One of the great joys that many kids (and quite a few adults) share is blowing the seeds from a dandelion head. When I got my macro lens I did attempt several shots of the delicate arrangement designed to spread the seeds on the wind. Now static shots were great but I wanted to capture something better. A shot of the seeds actually leaving the stem.
Fortunately my wife agreed to provide the wind power provided that she was not in the shot and a local field provided us with a fine selection of specimens that were carefully brought home. Expectations were high that this would be very simple. After all it can’t be that difficult to shot.
In reality it was quite difficult. Firstly I should have realised that the seeds only come off when they are ripe or if you hit them with a gale. My wife was not generating enough strength in her blow and so we resorted to a hair blower. Unfortunately this worked a little two week. They tended to bend in the airflow rather than come off or move around which meant it was out of focus. Those that did come off simply appeared as a blur in the image.
I quickly determined that I needed to ramp up the shutter speed and we quickly got above the 1/200s that was the synch speeds on strobes. Add to that the fact that macro lens have very tiny depth of field that it was impossible to shoot them inside against the simple background I had set up. Bringing in a halogen light even didn’t help.
In the end it became obvious that we needed to shoot outside and my daughter took over the blowing duties. We finally managed to get three useable shots but they were still not as good as I would have liked.

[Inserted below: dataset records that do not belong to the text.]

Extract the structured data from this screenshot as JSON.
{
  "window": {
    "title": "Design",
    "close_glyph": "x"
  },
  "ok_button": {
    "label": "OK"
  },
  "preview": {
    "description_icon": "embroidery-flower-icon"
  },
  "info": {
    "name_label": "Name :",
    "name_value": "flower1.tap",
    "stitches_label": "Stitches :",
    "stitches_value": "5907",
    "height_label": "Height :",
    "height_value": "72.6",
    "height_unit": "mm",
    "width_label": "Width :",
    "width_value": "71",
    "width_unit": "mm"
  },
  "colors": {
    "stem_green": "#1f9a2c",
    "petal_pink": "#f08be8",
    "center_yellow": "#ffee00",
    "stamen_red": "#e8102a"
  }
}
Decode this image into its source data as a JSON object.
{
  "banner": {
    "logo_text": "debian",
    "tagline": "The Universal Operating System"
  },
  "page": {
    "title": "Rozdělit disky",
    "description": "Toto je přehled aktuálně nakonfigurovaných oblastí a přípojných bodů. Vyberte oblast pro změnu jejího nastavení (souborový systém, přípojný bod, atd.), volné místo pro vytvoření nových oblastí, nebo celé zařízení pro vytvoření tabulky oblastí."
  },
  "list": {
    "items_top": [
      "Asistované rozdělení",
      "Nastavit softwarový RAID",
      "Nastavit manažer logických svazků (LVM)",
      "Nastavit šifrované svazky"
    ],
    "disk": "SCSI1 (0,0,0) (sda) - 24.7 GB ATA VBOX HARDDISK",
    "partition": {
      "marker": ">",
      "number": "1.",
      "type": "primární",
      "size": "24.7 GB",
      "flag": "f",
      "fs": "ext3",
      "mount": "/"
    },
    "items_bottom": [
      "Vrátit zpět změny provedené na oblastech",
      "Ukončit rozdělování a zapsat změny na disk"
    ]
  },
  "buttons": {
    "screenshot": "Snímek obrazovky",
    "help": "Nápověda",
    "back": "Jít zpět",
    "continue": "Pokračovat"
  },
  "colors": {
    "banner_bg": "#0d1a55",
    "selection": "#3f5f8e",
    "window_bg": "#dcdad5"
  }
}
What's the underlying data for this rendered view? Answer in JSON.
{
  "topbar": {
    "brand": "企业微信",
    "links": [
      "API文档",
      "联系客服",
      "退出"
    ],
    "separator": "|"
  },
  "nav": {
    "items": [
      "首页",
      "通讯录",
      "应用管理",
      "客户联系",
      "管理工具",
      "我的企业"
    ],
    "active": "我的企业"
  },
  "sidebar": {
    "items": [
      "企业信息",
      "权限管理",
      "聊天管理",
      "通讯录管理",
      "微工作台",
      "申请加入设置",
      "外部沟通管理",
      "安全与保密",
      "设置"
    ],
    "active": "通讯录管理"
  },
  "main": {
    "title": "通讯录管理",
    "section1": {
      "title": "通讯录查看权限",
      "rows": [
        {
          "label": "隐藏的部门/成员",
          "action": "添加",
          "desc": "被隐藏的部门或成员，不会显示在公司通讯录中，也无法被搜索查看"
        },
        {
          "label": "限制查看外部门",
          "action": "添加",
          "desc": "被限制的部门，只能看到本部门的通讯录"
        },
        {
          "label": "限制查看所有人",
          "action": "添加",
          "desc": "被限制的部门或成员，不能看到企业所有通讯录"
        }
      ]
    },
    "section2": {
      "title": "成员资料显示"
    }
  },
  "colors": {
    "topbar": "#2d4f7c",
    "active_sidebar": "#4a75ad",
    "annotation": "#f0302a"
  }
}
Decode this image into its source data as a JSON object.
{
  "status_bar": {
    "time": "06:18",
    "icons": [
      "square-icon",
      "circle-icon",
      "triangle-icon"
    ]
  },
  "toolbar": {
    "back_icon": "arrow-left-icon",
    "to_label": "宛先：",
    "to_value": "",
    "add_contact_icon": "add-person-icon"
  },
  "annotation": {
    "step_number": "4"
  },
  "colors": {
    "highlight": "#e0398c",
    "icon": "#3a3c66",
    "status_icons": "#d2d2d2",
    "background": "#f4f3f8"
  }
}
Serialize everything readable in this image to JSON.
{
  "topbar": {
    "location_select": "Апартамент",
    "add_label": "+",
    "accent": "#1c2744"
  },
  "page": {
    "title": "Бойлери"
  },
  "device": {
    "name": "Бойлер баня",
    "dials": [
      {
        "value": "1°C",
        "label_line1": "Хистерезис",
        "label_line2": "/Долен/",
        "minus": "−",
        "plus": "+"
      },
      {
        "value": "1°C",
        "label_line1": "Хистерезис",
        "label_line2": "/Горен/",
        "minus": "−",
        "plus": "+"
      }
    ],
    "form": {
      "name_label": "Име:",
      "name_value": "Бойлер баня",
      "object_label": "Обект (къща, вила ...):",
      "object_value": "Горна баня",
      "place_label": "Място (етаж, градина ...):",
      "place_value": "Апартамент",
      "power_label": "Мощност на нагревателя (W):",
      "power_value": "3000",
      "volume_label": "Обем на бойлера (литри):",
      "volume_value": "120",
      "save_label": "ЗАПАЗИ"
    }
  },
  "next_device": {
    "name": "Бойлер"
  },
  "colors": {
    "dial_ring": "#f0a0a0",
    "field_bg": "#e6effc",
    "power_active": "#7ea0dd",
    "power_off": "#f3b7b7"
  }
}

As a footnote after the shoot someone told me that the easiest way to get the seeds to come off the head is not actually to blow across it, but to blow into the shaft (which is hollow).